## INPUT
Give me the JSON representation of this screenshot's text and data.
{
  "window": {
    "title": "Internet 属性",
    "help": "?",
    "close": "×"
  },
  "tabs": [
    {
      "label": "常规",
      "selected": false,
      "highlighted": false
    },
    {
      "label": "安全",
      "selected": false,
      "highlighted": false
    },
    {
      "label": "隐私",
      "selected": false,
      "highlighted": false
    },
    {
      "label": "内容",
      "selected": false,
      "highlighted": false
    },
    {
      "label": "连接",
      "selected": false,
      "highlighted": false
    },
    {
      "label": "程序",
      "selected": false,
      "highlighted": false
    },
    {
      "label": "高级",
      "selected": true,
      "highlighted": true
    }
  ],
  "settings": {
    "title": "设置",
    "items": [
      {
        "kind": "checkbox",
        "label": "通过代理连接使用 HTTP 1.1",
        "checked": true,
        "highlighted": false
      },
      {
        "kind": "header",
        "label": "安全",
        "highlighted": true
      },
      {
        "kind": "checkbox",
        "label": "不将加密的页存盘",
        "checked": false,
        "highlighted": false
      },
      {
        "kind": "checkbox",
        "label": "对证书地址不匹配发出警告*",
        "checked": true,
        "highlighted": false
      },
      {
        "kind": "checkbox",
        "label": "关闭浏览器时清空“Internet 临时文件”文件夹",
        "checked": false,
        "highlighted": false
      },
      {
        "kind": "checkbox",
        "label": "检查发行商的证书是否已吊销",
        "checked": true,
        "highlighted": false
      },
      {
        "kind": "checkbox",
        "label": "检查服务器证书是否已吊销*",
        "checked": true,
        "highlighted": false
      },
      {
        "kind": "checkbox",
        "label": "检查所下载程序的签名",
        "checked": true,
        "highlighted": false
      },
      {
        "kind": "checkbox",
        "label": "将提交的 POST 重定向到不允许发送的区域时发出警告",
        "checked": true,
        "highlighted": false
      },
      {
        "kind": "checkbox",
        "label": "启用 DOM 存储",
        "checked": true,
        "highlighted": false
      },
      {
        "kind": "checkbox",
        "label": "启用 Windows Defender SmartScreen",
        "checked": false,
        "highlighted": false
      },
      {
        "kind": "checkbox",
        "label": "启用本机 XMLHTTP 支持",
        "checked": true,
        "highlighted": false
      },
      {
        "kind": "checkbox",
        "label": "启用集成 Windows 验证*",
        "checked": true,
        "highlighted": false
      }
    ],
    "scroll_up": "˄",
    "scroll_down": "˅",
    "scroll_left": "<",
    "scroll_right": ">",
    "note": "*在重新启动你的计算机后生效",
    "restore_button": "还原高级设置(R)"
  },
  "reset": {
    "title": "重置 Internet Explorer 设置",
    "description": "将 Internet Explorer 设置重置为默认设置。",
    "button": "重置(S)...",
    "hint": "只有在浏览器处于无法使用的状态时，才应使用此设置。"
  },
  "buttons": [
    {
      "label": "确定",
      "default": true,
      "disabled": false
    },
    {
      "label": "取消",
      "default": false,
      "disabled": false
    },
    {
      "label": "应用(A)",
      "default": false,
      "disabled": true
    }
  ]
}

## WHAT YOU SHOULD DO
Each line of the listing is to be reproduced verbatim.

## WRITTEN ANSWER
Give me the JSON representation of this screenshot's text and data.
{
  "window": {
    "title": "Internet 属性",
    "help": "?",
    "close": "×"
  },
  "tabs": [
    {
      "label": "常规",
      "selected": false,
      "highlighted": false
    },
    {
      "label": "安全",
      "selected": false,
      "highlighted": false
    },
    {
      "label": "隐私",
      "selected": false,
      "highlighted": false
    },
    {
      "label": "内容",
      "selected": false,
      "highlighted": false
    },
    {
      "label": "连接",
      "selected": false,
      "highlighted": false
    },
    {
      "label": "程序",
      "selected": false,
      "highlighted": false
    },
    {
      "label": "高级",
      "selected": true,
      "highlighted": true
    }
  ],
  "settings": {
    "title": "设置",
    "items": [
      {
        "kind": "checkbox",
        "label": "通过代理连接使用 HTTP 1.1",
        "checked": true,
        "highlighted": false
      },
      {
        "kind": "header",
        "label": "安全",
        "highlighted": true
      },
      {
        "kind": "checkbox",
        "label": "不将加密的页存盘",
        "checked": false,
        "highlighted": false
      },
      {
        "kind": "checkbox",
        "label": "对证书地址不匹配发出警告*",
        "checked": true,
        "highlighted": false
      },
      {
        "kind": "checkbox",
        "label": "关闭浏览器时清空“Internet 临时文件”文件夹",
        "checked": false,
        "highlighted": false
      },
      {
        "kind": "checkbox",
        "label": "检查发行商的证书是否已吊销",
        "checked": true,
        "highlighted": false
      },
      {
        "kind": "checkbox",
        "label": "检查服务器证书是否已吊销*",
        "checked": true,
        "highlighted": false
      },
      {
        "kind": "checkbox",
        "label": "检查所下载程序的签名",
        "checked": true,
        "highlighted": false
      },
      {
        "kind": "checkbox",
        "label": "将提交的 POST 重定向到不允许发送的区域时发出警告",
        "checked": true,
        "highlighted": false
      },
      {
        "kind": "checkbox",
        "label": "启用 DOM 存储",
        "checked": true,
        "highlighted": false
      },
      {
        "kind": "checkbox",
        "label": "启用 Windows Defender SmartScreen",
        "checked": false,
        "highlighted": false
      },
      {
        "kind": "checkbox",
        "label": "启用本机 XMLHTTP 支持",
        "checked": true,
        "highlighted": false
      },
      {
        "kind": "checkbox",
        "label": "启用集成 Windows 验证*",
        "checked": true,
        "highlighted": false
      }
    ],
    "scroll_up": "˄",
    "scroll_down": "˅",
    "scroll_left": "<",
    "scroll_right": ">",
    "note": "*在重新启动你的计算机后生效",
    "restore_button": "还原高级设置(R)"
  },
  "reset": {
    "title": "重置 Internet Explorer 设置",
    "description": "将 Internet Explorer 设置重置为默认设置。",
    "button": "重置(S)...",
    "hint": "只有在浏览器处于无法使用的状态时，才应使用此设置。"
  },
  "buttons": [
    {
      "label": "确定",
      "default": true,
      "disabled": false
    },
    {
      "label": "取消",
      "default": false,
      "disabled": false
    },
    {
      "label": "应用(A)",
      "default": false,
      "disabled": true
    }
  ]
}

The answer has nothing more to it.